BEC scams prey on employees' best intentions.

BEC scams prey on employees' best intentions.

Since 2013, a new type of cybersecurity scam has been targeting businesses that perform money transfers. BEC, also known as Business Email Compromise, uses phishing and social engineering techniques to strategically steal money from a company. The theft usually occurs through manipulation of an employee via email. BEC has cost over 14,000 U.S. businesses almost a billion dollars in losses, and the FBI has reported that BEC fraudsters have tricked victims in all 50 U.S. states and in 100 countries1. Fortunately, there are ways for a company to defend against BEC, and it starts with education and awareness.

What is a BEC Attack

In a BEC attack, a thief poses as a high-level executive or employee to instruct others to transfer money to a controlled account. The thief then withdraws the funds. When a high-level executive’s email is compromised, it is frequently referred to as CEO compromise. In that scenario, the fraudster poses as the CEO and emails an employee that typically handles transfers. The email includes urgent instructions for wiring an amount of money to a specified account. If an employee’s email is compromised, the fraudster will often use their contact list to instruct customers to send payments to an account. In the majority of BEC scams, once the fraud is discovered it is too late for the funds to be recovered.

How It Works

BEC fraudsters impersonate CEOs and employees in a few different ways. In one form, they use phishing techniques to gain access to the target’s email account. The employee might receive an email that contains a malicious link or attachment, which infects their computer with malware when clicked. The fraudster can then take control of the target’s computer or gain additional proprietary information. They can also use the target’s email account to send emails directly from their address.

Sometimes, instead of breaking into an email account, a fraudster will mimic the target’s email address. They may set up a domain that is similar to the company’s web address: for instance, .co instead of .com. This allows them to create an email address that is nearly identical to that of the target. The fraudster can then pose as the CEO or employee in order to send fraudulent instructions.

To ensure their emails are convincing and effective, fraudsters often study their targets and the company. They analyze email history, corporate website data, contact lists and social media accounts to understand company processes, roles and the characteristics of their target. In CEO compromise, this can also give them a sense of the CEO’s travel schedule, and BEC attacks are often timed for when they will be out of the office. In that case, the employee is unable to verify the request with the actual CEO. Through their reconnaissance, fraudsters are also able to prey upon new employees who are not trained or experienced with transfer requests for the organization; lack of controls around money transfer requests received via email or phone, and insufficient authentication processes for initial requests.

How to Spot It

Understanding and anticipating this growing threat can help prevent significant losses. As the threat tactics continue to evolve, common BEC characteristics to be aware of may include:

  • Use of similar domain names
  • Grammatical errors
  • Vague details around what the funds will be used for
  • A sense of urgency around a request
  • References to a tragic outcome if funds are not received within a certain timeframe
  • A direct request for confirmation when the transfer is complete
  • Appeals for secrecy or confidentiality

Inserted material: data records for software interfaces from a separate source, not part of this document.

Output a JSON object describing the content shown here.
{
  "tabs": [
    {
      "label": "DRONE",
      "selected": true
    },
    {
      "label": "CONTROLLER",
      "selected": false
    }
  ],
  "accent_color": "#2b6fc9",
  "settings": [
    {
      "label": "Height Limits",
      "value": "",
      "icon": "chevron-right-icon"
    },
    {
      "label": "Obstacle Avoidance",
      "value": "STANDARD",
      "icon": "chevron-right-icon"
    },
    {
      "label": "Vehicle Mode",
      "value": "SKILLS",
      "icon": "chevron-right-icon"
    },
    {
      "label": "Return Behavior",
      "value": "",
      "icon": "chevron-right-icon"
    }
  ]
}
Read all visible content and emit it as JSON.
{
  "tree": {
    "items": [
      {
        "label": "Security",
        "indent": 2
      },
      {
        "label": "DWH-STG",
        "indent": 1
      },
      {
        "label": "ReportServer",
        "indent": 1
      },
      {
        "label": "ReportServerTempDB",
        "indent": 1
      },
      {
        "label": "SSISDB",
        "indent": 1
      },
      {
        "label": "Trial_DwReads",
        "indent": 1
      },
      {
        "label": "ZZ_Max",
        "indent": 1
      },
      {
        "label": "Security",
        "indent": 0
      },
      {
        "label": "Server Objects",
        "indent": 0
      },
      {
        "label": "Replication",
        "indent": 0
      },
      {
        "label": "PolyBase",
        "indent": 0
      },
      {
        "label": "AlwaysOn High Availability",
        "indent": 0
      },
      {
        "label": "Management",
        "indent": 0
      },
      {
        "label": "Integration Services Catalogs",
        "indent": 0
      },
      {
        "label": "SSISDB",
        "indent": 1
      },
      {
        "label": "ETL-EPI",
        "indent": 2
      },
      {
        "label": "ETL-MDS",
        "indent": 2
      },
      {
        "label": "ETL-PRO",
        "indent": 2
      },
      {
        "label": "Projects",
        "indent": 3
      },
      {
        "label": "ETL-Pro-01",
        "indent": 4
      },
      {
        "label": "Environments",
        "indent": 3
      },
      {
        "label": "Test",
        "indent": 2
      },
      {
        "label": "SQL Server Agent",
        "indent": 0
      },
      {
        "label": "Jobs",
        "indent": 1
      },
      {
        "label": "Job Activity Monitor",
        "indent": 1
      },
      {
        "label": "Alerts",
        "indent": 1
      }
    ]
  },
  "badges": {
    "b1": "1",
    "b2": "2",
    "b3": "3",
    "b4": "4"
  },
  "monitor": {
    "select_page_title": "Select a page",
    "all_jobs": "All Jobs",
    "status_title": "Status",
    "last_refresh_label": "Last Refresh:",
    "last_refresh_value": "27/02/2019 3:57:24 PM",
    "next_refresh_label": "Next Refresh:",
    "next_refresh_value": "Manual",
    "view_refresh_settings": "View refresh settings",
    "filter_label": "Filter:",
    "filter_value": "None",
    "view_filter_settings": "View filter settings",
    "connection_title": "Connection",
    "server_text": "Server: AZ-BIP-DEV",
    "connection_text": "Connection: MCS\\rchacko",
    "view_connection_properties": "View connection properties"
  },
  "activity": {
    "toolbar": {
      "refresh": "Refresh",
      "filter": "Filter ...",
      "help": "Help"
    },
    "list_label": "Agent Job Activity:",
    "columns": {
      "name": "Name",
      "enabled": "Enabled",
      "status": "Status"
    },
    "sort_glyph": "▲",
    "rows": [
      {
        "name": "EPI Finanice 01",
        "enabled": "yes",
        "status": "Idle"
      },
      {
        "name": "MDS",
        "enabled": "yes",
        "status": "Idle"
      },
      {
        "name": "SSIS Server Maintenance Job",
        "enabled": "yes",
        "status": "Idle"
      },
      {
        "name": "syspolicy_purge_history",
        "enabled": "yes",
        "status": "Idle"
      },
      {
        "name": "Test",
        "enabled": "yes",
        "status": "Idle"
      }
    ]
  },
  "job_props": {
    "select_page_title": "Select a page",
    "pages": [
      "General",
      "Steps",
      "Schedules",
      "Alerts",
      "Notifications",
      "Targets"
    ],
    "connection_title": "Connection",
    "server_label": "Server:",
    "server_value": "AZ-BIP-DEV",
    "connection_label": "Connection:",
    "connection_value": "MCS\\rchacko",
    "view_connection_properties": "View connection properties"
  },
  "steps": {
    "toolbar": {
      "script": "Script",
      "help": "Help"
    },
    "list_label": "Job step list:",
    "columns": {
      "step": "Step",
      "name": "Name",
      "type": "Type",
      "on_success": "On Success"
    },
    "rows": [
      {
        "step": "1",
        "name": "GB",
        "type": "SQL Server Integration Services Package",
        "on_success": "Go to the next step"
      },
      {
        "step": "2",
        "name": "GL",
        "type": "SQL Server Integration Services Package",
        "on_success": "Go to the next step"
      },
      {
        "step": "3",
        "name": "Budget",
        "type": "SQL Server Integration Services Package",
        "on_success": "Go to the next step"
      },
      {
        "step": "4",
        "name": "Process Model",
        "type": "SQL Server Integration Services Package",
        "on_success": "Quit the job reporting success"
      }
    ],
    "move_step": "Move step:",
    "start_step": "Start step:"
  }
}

If you suspect you have received a BEC email follow your defined response process. If your organization does not have one you should alert your manager.

Ways to Mitigate BEC Attacks

A combination of process improvement, employee training and security mitigations can help decrease the risk of becoming a target. The following controls should be considered for protecting your organization from a BEC attack:

  • Train your employees on authentication processes for approving transfer requests.
  • Never authorize or initiate wire transfers based on an email request.
  • Call the person directly to confirm a request. Do not call any contact information in the email.
  • Educate employees and train them to identify scams.
  • Verify changes to vendors’ payment location with two-factor authentication.
  • Avoid posting financial and personnel information to social media and corporate websites.
  • Register all internet domains that are nearly identical to your company’s domain.
  • Create spam detection rules that flag close variations on the corporate domain.
  • Conduct social engineering testing, including by phone and email, to test employees’ awareness of security threats.

BEC attacks are targeted, strategic and convincing, but they are not foolproof. A discerning eye and quick phone call can be all it takes to stop a BEC scam. Incorporating this emerging threat to your organization’s training on security threats can help spread awareness, advocate best practices and improve precautions against cyber theft.

  

Source: Federal Bureau of Investigation, Public Service Announcement I-061416-PSA, June 14, 2016, https://www.ic3.gov/media/2016/160614.aspx